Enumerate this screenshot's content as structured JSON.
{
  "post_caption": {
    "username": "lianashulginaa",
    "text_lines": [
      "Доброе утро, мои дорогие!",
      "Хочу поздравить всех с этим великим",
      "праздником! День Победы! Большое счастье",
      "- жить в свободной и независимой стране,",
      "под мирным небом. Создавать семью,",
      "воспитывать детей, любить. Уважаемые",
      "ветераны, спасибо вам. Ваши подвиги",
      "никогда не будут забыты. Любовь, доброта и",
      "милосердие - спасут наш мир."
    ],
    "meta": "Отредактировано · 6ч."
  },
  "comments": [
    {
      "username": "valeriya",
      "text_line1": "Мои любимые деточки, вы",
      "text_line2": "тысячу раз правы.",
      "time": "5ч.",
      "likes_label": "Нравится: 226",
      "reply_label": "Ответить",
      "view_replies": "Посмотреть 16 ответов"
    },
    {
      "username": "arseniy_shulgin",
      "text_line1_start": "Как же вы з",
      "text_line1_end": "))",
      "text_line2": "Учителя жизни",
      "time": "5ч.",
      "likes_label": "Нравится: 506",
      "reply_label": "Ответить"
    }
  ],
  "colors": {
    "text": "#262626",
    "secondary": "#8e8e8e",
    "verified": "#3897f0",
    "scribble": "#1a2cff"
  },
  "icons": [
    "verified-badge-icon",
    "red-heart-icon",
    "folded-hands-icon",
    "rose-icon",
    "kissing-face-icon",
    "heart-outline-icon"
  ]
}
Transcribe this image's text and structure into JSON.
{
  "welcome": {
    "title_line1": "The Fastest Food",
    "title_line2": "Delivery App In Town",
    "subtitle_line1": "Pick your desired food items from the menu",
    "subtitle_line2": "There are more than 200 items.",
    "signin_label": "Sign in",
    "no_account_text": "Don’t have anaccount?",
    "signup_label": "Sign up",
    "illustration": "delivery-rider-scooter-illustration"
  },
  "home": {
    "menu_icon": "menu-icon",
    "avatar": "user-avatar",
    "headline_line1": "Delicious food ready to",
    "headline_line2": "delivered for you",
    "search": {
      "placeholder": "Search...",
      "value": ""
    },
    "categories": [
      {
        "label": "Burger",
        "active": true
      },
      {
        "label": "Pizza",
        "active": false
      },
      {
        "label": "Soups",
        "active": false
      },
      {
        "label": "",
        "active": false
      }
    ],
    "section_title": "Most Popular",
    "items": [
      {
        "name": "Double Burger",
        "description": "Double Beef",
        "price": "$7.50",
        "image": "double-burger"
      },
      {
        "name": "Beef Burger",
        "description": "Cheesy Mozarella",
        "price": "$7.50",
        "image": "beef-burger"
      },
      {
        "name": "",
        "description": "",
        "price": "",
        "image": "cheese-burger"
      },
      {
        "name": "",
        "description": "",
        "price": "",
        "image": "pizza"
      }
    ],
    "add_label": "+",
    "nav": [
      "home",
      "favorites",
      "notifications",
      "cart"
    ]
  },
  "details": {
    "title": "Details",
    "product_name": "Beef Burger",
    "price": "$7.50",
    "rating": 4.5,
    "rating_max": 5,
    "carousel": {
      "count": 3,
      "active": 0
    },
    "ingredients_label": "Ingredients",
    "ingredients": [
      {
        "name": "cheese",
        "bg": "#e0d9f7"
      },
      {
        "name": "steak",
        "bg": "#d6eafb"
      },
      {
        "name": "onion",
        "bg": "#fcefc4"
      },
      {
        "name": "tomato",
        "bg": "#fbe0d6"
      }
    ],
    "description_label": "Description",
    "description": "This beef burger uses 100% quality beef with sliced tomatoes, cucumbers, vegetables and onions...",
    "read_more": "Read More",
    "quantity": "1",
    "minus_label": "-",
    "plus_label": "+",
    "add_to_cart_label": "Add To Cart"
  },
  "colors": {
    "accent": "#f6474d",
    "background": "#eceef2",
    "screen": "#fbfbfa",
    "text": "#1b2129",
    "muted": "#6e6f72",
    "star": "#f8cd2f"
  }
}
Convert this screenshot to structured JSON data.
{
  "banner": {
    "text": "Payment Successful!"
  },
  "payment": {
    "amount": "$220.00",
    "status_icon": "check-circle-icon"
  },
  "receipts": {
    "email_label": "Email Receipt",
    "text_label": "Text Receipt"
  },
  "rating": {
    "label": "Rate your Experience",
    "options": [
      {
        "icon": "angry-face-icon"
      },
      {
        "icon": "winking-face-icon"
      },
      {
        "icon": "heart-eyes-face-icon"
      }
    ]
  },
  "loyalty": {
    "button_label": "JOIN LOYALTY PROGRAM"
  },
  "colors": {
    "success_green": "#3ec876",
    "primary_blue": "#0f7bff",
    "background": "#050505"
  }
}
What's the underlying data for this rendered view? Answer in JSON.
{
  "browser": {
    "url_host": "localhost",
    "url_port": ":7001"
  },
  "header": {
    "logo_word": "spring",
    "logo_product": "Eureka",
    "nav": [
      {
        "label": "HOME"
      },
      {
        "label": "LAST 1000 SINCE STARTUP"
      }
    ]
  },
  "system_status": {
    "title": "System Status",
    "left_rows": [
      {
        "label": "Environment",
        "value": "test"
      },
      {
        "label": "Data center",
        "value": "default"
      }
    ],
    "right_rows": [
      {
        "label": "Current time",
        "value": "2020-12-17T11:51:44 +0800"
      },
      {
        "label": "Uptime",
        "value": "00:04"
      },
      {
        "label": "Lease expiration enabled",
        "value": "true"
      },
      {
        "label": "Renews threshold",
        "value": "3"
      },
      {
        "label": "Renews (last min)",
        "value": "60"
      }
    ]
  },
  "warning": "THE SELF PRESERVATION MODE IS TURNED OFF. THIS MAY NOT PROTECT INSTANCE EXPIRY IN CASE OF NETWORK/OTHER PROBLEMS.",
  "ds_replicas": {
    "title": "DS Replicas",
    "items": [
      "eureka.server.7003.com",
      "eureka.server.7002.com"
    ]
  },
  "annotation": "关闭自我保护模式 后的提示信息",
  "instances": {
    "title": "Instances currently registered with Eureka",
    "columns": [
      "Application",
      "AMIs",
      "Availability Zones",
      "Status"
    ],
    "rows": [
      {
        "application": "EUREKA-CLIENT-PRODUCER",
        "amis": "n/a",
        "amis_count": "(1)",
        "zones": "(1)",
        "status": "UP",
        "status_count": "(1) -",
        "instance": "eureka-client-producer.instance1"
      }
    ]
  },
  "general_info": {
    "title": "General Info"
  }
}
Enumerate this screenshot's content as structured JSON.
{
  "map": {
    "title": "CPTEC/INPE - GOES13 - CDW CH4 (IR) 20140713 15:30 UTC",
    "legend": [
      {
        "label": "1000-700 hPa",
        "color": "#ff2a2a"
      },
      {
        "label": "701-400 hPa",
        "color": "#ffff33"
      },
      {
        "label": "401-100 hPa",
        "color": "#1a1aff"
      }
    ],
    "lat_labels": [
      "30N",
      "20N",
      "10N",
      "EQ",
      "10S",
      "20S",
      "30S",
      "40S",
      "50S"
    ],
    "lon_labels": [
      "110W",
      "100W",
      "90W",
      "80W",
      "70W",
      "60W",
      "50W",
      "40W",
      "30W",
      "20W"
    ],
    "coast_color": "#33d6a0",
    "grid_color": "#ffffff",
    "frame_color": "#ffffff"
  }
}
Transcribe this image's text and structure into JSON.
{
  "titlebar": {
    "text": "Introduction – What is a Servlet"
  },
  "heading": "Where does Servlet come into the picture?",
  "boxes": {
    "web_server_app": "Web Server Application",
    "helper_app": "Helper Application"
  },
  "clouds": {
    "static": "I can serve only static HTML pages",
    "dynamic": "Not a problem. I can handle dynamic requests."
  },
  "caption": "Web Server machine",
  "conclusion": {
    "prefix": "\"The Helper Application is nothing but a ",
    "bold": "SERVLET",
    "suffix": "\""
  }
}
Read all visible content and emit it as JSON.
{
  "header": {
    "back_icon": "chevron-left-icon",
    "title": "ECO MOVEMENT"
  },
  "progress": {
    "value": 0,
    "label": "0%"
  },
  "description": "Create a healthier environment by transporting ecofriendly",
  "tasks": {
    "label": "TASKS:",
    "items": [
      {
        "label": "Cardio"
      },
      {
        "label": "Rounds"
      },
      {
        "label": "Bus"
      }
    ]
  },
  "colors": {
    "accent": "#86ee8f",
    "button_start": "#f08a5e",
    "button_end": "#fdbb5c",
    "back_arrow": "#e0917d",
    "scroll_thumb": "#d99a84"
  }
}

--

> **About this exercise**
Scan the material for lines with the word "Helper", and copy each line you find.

> **Response to this task**
    "helper_app": "Helper Application"
    "prefix": "\"The Helper Application is nothing but a ",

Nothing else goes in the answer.